A universal cliché: the eternal battle between the child’s messy room and the parent’s demand for order. I know that many of you fought this fight too. Perhaps if you’re like me, you begrudgingly accepted your chore, knowing you couldn’t win (or risk the withdrawal of other privileges), while promising yourself that one day, when you were on your own, you would leave your clothes in whichever pile you felt like leaving them in.
Look around you – did you keep that promise to yourself? Are your things neat and tidy, the dishes put away? If so, what sparked your cleanliness conversion? If not, do you feel happy in your clutter or a sense of nagging guilt?
Clutter and mess can have a profound effect on our emotional state. It can cause stress, bombard us with excessive stimuli, disrupt productivity, make us feel inadequate and be an external indicator of mental health issues like anxiety and depression. It can also impact your physical health too and worsening what could be an already vulnerable state.
An old saying: “cleanliness is next to godliness”. As a turn of phrase, it was recorded in a 1778 sermon but the idea itself harkens back to Babylonian and Hebrew religious literature and might prove that our parents, and their parents and so on, were right all along.
Today, the spiritual quest for cleanliness has been given renewed vitality with its latest prophet: Marie Kondo. A Japanese author whose best selling work, “The Life-Changing Magic of Tidying Up”, has been translated into dozens of languages, and the star of the Netflix series, “Tidying up with Marie Kondo”, Kondo’s goal has been to help others find the “joy” in tidying up; that is, keeping the things that spark joy and disposing of those things that do not. Since her show aired, thousands have taken up the challenge and have credited Kondo’s method with changing their lives.
This isn’t just pop science: there have been numerous studies that have made the link between cleaning and improved mental health and wellness. One study found that cluttered homes were linked to a higher expressed level of the stress hormone cortisol. In a previous blogpost, we covered the importance of a good night’s rest for your mental health. According to the National Sleep Foundation, 75% of people say they get a better night’s rest when their sheets are clean. This extends beyond physical clutter: pursuing organization and discipline in your daily goals and life pursuits can result in “fewer negative emotions”, according to another study.

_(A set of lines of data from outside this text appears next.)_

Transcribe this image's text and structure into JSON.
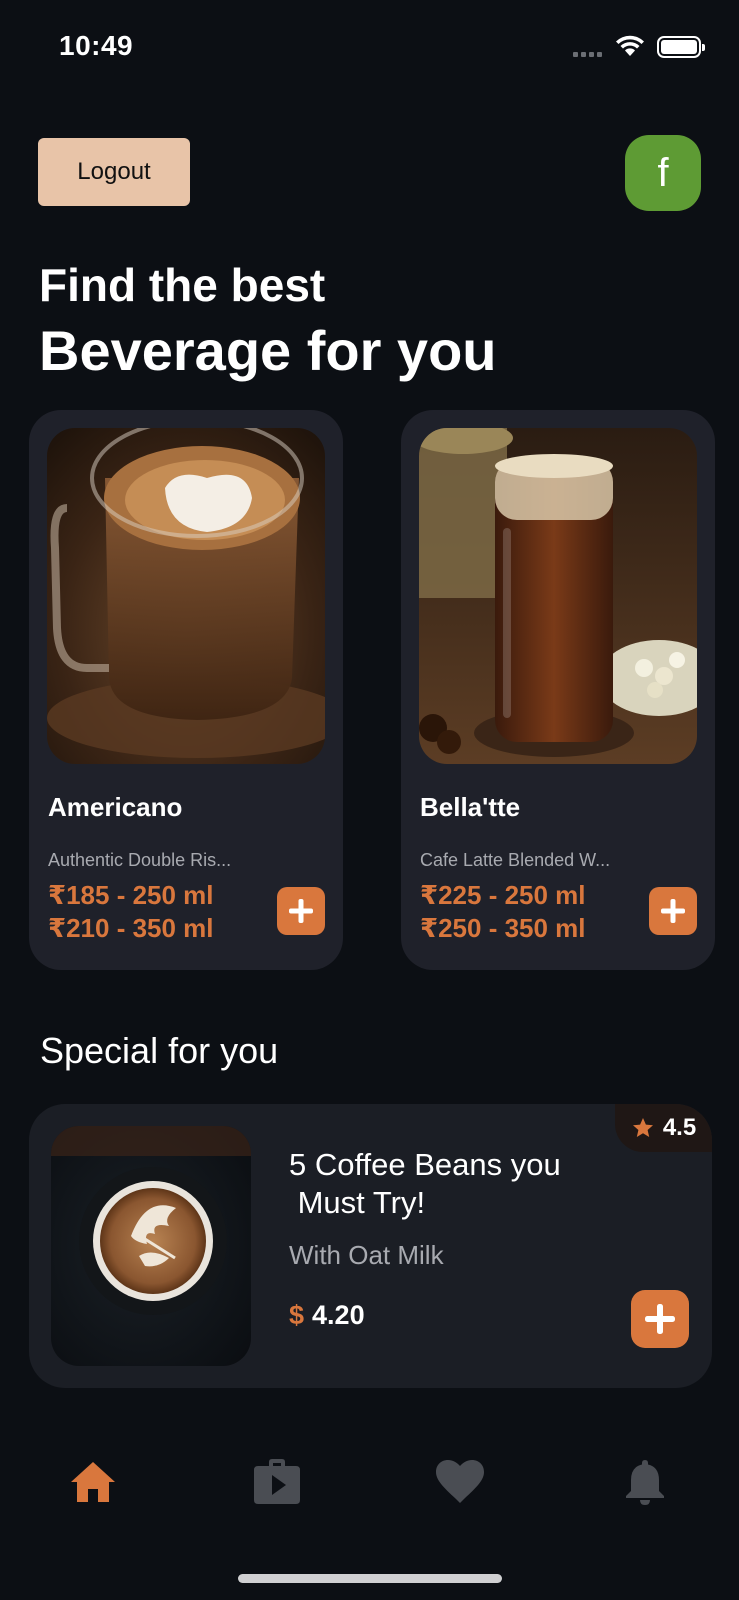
{
  "status_bar": {
    "time": "10:49"
  },
  "header": {
    "logout_label": "Logout",
    "avatar_initial": "f"
  },
  "headline": {
    "line1": "Find the best",
    "line2": "Beverage for you"
  },
  "beverages": [
    {
      "name": "Americano",
      "description": "Authentic Double Ris...",
      "price_small": "₹185 - 250 ml",
      "price_large": "₹210 - 350 ml",
      "icon": "plus-icon"
    },
    {
      "name": "Bella'tte",
      "description": "Cafe Latte Blended W...",
      "price_small": "₹225 - 250 ml",
      "price_large": "₹250 - 350 ml",
      "icon": "plus-icon"
    }
  ],
  "special": {
    "section_title": "Special for you",
    "name": "5 Coffee Beans you\n Must Try!",
    "subtitle": "With Oat Milk",
    "currency": "$",
    "price": "4.20",
    "rating": "4.5"
  },
  "tab_bar": {
    "tabs": [
      {
        "icon": "home-icon",
        "active": true
      },
      {
        "icon": "video-bag-icon",
        "active": false
      },
      {
        "icon": "heart-icon",
        "active": false
      },
      {
        "icon": "bell-icon",
        "active": false
      }
    ]
  },
  "colors": {
    "background": "#0c0f14",
    "card": "#1f212a",
    "accent": "#d9773d",
    "logout_bg": "#e8c4a8",
    "avatar_bg": "#5e9b34",
    "muted_text": "#a8aab0",
    "inactive_icon": "#4a4d53"
  }
}
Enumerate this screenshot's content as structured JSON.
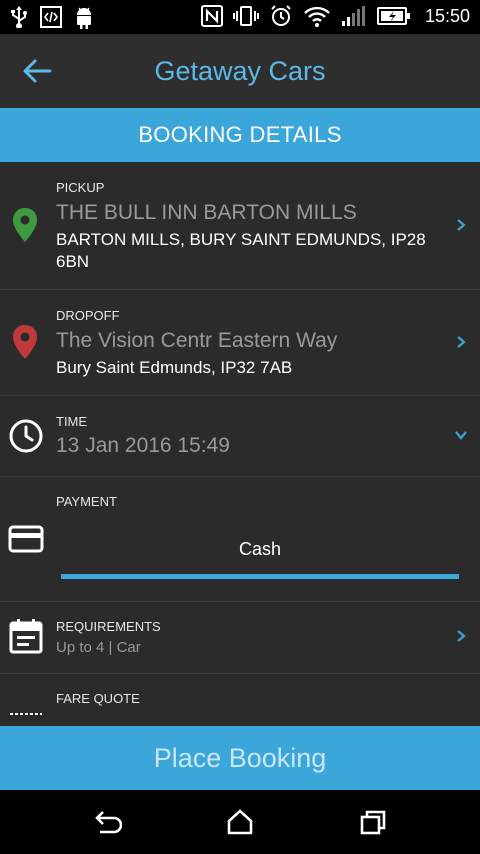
{
  "status_bar": {
    "time": "15:50",
    "icons": [
      "usb-icon",
      "developer-code-icon",
      "android-icon",
      "nfc-icon",
      "vibrate-icon",
      "alarm-icon",
      "wifi-icon",
      "cell-signal-icon",
      "battery-charging-icon"
    ]
  },
  "toolbar": {
    "title": "Getaway Cars"
  },
  "section": {
    "title": "BOOKING DETAILS"
  },
  "pickup": {
    "label": "PICKUP",
    "name": "THE BULL INN BARTON MILLS",
    "address": "BARTON MILLS, BURY SAINT EDMUNDS, IP28 6BN",
    "icon_color": "#3f9a3f"
  },
  "dropoff": {
    "label": "DROPOFF",
    "name": "The Vision Centr Eastern Way",
    "address": "Bury Saint Edmunds, IP32 7AB",
    "icon_color": "#c0393b"
  },
  "time": {
    "label": "TIME",
    "value": "13 Jan 2016 15:49"
  },
  "payment": {
    "label": "PAYMENT",
    "selected": "Cash"
  },
  "requirements": {
    "label": "REQUIREMENTS",
    "value": "Up to 4 | Car"
  },
  "fare": {
    "label": "FARE QUOTE"
  },
  "place_booking": {
    "label": "Place Booking"
  },
  "colors": {
    "accent": "#3aa6d9",
    "title": "#5ab9e6",
    "background": "#2b2b2b"
  }
}
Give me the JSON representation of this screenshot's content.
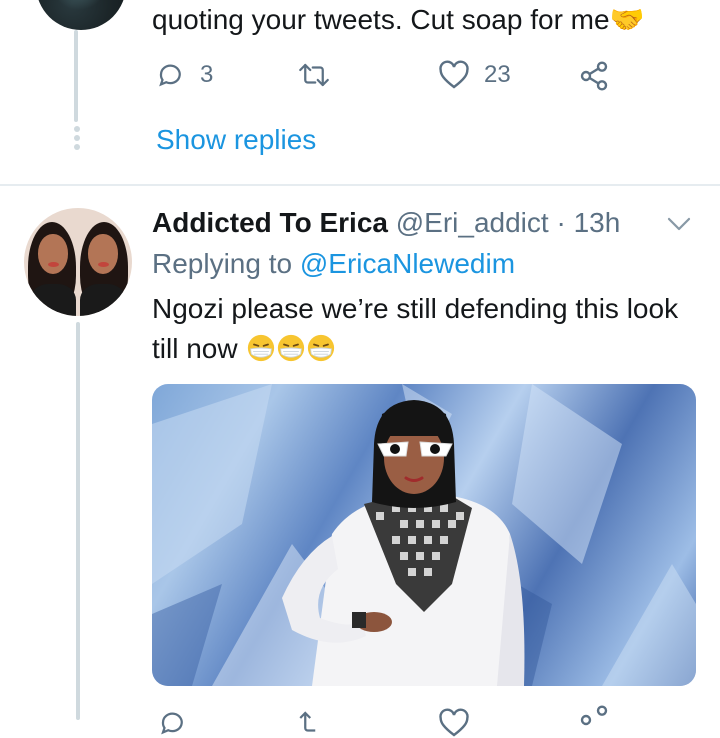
{
  "previous_tweet": {
    "text": "quoting your tweets. Cut soap for me🤝",
    "reply_count": "3",
    "like_count": "23",
    "show_replies": "Show replies"
  },
  "tweet": {
    "display_name": "Addicted To Erica",
    "handle": "@Eri_addict",
    "separator": " · ",
    "time": "13h",
    "replying_prefix": "Replying to ",
    "replying_to": "@EricaNlewedim",
    "text": "Ngozi please we’re still defending this look till now",
    "emojis": [
      "face-with-medical-mask",
      "face-with-medical-mask",
      "face-with-medical-mask"
    ],
    "media_alt_icon": "photo"
  },
  "colors": {
    "accent": "#1b95e0",
    "secondary_text": "#5b7083",
    "thread_line": "#cfd9de",
    "divider": "#e6ecf0"
  },
  "icons": [
    "reply-icon",
    "retweet-icon",
    "like-icon",
    "share-icon",
    "chevron-down-icon"
  ]
}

Back to Marie Kondo. If you’ve got some mess and want to destress, consider her six basic tips for cleaning and spark some joy back in your life:
- Commit yourself to tidying up
- Imagine your ideal lifestyle
- Finish discarding first
- Tidy by category, not by location
- Follow the right order
- Ask yourself if it ‘sparks joy’
Ultimately, life is messy. Some people are more privileged with time, help and circumstance and can easily live a clean, clutter-free existence. It’s not so easy for everyone else, like single parents juggling multiple, messy children. Even if your space won’t grace the cover of “Cleaning Hygiene Magazine”, try to find some time to bring some order to your environment – it could help you achieve a happier you.